What lines below include the string "puedes"? Pick them out and copy them.

Dataset rows for apps and sites
--------------------------------

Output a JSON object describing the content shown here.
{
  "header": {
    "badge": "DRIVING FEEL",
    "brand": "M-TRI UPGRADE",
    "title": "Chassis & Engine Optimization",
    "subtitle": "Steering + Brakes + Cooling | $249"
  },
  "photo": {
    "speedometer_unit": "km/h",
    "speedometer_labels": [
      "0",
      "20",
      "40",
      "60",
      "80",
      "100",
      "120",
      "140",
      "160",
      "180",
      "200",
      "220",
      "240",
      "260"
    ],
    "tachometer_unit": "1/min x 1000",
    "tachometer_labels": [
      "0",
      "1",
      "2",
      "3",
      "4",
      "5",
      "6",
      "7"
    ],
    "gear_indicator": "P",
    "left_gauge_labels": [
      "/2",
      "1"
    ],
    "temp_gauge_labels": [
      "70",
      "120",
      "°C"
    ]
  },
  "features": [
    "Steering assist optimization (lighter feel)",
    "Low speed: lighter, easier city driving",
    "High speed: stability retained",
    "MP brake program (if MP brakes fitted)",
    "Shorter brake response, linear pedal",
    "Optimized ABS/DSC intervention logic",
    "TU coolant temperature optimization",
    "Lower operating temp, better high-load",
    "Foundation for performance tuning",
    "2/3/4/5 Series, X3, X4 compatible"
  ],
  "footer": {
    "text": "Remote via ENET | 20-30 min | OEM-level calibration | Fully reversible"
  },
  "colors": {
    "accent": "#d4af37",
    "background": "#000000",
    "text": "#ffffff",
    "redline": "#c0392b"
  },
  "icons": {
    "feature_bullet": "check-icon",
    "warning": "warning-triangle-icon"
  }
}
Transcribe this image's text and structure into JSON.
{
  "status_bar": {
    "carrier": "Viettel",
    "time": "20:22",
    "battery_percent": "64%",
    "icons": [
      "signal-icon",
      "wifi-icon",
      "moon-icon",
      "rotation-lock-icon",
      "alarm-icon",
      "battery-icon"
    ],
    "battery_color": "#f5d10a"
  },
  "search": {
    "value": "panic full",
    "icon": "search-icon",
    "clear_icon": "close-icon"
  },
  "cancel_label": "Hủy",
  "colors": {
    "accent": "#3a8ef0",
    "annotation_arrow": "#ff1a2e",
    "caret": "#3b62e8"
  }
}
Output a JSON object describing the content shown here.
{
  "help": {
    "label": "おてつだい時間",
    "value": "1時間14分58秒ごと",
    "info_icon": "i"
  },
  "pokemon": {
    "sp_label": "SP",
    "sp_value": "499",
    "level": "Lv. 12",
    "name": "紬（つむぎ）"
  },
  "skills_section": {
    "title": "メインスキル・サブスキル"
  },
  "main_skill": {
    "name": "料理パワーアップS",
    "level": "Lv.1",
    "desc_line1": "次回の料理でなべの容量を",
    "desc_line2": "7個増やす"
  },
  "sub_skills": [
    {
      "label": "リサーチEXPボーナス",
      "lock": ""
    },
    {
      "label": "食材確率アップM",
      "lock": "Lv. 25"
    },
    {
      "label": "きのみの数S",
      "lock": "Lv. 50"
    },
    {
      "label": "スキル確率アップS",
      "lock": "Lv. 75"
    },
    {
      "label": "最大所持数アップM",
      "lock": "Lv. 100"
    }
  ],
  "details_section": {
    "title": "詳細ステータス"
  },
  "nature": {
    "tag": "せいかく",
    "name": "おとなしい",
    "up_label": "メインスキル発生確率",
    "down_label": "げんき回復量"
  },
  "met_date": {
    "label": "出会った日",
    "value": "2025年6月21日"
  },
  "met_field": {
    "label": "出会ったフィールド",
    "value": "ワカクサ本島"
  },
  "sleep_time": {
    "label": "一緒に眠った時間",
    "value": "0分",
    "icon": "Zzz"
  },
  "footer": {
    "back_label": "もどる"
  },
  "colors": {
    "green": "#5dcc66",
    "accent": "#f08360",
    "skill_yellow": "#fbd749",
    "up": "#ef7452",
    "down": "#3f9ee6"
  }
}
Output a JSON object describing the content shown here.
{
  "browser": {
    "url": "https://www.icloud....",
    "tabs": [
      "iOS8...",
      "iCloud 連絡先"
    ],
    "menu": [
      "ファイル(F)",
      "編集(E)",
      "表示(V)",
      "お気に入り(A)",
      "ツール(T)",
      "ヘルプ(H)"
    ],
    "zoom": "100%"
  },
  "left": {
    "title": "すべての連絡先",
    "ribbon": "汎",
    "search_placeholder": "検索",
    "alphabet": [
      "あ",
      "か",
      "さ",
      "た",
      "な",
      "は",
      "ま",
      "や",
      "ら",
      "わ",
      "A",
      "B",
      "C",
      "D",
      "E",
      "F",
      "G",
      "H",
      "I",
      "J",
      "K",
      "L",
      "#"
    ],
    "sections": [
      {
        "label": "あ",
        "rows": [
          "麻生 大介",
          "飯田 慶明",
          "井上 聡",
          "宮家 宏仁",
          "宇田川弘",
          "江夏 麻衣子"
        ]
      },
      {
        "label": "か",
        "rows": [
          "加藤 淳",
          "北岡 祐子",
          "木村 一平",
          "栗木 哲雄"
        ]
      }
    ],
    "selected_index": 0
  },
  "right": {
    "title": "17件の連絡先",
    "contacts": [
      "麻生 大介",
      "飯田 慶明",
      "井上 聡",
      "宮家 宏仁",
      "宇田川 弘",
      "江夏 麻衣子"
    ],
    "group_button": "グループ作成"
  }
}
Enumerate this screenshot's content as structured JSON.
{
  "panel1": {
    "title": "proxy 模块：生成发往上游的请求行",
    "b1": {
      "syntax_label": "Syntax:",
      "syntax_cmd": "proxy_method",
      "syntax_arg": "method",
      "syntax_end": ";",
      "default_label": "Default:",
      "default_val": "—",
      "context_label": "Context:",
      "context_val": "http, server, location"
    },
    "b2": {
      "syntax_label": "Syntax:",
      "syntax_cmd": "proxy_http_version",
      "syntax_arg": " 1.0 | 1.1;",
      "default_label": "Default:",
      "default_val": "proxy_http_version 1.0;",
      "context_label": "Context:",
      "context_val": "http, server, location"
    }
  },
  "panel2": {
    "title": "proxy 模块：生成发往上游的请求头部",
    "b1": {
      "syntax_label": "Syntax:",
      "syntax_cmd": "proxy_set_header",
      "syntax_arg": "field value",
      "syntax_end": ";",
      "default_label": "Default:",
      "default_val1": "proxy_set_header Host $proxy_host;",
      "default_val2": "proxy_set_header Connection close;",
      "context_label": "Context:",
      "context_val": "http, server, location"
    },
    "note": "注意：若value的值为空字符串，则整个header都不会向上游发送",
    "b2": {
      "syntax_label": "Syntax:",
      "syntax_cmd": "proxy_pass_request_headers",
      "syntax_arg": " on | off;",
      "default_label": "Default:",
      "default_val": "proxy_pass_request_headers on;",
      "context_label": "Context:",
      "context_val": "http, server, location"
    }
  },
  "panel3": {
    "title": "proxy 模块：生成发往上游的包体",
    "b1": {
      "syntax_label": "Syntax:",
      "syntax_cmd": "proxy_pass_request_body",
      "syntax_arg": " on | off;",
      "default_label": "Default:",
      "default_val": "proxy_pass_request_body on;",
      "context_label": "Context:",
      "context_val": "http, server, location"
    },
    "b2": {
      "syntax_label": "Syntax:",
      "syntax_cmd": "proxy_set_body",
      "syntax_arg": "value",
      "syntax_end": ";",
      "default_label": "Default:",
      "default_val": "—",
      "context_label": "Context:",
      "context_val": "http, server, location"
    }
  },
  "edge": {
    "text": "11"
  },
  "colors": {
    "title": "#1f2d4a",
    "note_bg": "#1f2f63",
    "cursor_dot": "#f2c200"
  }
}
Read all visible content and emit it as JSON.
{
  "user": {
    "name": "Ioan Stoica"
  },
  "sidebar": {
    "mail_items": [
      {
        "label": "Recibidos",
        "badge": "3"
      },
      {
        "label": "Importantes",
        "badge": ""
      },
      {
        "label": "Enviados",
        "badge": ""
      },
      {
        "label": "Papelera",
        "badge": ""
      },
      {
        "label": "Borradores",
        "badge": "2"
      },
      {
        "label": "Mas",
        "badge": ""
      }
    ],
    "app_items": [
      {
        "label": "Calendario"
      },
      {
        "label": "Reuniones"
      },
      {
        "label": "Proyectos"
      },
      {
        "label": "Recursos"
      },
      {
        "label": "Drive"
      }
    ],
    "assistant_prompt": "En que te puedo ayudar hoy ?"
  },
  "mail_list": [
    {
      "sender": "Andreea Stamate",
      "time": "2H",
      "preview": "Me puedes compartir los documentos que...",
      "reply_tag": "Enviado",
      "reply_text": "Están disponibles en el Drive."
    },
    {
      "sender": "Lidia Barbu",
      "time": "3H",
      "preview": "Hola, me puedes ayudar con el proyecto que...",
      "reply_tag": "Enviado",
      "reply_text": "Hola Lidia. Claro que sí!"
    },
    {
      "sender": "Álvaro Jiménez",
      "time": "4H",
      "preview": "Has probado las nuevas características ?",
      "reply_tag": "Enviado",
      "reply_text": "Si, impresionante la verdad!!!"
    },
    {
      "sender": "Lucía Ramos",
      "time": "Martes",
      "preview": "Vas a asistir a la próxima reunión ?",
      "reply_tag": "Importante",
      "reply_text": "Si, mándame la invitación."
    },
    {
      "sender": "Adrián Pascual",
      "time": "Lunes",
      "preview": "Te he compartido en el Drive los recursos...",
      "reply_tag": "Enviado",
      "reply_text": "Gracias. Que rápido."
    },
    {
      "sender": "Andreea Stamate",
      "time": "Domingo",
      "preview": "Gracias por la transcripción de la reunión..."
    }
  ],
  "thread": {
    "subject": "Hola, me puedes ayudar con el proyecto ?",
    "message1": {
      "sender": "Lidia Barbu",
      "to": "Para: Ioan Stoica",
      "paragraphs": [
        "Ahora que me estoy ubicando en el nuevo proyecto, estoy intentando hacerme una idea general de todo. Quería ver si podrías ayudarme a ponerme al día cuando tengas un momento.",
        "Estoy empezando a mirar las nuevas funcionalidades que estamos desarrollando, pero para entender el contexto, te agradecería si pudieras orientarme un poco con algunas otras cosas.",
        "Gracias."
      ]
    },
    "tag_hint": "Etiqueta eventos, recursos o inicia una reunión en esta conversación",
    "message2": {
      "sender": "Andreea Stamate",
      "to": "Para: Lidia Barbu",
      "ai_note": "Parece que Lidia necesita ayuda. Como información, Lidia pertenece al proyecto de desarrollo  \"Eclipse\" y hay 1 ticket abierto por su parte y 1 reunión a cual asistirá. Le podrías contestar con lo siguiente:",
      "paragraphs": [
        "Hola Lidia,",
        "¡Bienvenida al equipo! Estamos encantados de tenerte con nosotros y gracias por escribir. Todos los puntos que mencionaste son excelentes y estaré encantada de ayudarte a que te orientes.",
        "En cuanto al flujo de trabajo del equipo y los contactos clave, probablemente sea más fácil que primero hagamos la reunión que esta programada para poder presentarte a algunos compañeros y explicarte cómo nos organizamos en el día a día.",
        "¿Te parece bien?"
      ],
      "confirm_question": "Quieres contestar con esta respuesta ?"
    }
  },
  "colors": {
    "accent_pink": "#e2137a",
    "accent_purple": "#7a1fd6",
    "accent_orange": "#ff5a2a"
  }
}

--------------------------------

▸ Solution below:
      "preview": "Me puedes compartir los documentos que...",
      "preview": "Hola, me puedes ayudar con el proyecto que...",
    "subject": "Hola, me puedes ayudar con el proyecto ?",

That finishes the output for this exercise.